» **TASK ITEM**:
Determine the number of lines in the data below that hold "Output"; give nothing but that number.

Items from a data source:
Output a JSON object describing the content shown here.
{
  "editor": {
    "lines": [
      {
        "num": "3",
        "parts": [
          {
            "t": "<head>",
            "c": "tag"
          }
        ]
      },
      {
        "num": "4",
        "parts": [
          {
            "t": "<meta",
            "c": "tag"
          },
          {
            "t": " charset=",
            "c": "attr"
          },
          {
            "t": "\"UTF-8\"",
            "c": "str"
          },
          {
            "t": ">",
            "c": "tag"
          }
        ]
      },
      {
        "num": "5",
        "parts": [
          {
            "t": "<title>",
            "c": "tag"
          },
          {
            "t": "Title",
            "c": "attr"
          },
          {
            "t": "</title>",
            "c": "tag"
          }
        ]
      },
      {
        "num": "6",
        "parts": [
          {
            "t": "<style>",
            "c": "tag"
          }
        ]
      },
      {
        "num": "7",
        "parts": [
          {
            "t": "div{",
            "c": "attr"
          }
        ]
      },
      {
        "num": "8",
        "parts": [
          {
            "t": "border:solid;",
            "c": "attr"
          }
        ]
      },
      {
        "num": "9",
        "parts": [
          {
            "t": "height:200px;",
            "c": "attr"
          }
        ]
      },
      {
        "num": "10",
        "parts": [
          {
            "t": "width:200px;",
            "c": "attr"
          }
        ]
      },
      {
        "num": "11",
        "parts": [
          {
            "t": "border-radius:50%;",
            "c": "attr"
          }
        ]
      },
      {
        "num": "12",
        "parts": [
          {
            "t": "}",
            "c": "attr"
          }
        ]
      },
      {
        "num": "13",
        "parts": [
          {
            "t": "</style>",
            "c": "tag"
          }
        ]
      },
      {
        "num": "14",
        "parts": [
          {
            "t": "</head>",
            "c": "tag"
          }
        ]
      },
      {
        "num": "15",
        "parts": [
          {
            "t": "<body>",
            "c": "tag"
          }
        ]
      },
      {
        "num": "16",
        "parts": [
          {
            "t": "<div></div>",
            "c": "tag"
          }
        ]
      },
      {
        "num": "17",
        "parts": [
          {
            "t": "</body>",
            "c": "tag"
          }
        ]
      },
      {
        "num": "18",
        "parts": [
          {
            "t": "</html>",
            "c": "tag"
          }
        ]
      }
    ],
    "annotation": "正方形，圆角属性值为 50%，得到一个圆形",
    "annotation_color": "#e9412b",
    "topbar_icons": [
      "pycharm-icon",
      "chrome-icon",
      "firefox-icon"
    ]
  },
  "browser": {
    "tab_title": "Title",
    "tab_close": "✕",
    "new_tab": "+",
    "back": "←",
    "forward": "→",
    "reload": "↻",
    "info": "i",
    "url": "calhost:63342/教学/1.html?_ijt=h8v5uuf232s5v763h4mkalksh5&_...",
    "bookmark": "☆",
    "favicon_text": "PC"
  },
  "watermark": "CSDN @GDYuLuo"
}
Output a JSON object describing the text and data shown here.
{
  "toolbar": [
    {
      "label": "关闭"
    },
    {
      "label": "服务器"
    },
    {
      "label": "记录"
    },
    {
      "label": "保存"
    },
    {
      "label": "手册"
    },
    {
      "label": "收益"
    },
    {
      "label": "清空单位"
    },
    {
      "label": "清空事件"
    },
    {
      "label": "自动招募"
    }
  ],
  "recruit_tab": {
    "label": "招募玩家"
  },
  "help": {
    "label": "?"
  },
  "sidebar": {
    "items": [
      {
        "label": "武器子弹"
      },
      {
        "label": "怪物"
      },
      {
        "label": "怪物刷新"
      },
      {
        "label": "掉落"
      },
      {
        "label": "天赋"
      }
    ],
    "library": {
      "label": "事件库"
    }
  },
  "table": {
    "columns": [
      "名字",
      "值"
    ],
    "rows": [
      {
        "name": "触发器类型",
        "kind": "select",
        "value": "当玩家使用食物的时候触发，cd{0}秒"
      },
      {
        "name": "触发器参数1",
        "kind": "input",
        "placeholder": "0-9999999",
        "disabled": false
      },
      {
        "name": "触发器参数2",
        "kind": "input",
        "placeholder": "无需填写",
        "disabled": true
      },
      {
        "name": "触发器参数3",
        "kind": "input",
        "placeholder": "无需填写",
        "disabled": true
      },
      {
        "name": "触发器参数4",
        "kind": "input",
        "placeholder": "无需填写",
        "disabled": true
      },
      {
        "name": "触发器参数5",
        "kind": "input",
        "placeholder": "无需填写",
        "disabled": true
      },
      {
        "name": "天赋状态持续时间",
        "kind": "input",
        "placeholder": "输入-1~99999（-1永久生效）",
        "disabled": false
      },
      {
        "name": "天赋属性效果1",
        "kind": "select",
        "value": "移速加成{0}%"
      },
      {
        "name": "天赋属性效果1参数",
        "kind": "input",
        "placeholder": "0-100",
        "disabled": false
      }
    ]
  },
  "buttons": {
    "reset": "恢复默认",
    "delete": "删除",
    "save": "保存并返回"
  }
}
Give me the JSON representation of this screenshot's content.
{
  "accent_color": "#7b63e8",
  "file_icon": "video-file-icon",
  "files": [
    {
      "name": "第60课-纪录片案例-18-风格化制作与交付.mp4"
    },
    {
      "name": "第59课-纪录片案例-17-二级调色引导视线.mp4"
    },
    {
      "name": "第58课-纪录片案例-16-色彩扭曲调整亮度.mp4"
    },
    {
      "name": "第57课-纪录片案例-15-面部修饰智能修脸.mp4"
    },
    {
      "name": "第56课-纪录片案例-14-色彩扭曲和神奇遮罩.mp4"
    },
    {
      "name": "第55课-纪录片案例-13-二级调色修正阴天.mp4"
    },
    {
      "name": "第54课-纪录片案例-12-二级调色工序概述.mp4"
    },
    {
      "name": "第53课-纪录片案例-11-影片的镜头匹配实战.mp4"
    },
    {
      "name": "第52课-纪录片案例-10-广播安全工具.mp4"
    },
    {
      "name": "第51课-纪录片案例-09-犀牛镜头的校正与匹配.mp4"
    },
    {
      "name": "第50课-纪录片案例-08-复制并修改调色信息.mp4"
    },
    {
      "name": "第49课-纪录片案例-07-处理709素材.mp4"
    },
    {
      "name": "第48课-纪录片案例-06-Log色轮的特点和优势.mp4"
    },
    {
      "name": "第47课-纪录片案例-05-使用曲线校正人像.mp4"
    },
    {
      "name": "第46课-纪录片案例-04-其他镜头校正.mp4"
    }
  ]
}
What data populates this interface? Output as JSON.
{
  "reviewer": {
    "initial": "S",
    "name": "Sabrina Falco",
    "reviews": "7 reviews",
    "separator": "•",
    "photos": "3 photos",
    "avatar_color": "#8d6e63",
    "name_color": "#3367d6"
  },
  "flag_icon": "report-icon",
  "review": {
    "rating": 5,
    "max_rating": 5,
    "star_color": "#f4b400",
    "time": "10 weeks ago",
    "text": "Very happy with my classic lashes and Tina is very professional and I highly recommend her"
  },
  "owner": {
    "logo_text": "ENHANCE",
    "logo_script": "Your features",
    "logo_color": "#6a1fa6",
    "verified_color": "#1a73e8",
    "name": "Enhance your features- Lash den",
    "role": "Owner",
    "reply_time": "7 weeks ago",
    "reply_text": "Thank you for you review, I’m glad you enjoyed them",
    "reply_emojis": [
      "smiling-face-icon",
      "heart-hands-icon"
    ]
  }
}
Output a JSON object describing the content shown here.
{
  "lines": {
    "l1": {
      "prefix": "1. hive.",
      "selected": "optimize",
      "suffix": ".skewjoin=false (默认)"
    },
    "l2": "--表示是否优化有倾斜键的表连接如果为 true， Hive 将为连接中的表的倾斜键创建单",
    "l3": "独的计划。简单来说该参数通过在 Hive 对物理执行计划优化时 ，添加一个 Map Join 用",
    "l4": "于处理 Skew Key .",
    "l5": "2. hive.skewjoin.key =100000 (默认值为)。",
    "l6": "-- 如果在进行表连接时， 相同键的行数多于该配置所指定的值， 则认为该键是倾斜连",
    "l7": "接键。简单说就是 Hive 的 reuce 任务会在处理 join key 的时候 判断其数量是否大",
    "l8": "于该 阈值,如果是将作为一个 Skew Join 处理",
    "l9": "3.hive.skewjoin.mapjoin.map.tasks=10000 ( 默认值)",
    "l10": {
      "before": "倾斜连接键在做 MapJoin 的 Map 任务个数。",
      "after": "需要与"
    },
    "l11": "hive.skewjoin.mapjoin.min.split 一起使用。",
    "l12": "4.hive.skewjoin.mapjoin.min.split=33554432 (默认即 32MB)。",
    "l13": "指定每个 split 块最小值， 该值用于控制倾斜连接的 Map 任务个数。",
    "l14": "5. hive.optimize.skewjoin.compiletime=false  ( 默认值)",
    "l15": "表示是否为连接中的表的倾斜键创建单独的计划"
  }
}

» **EXERCISE RESPONSE**:
4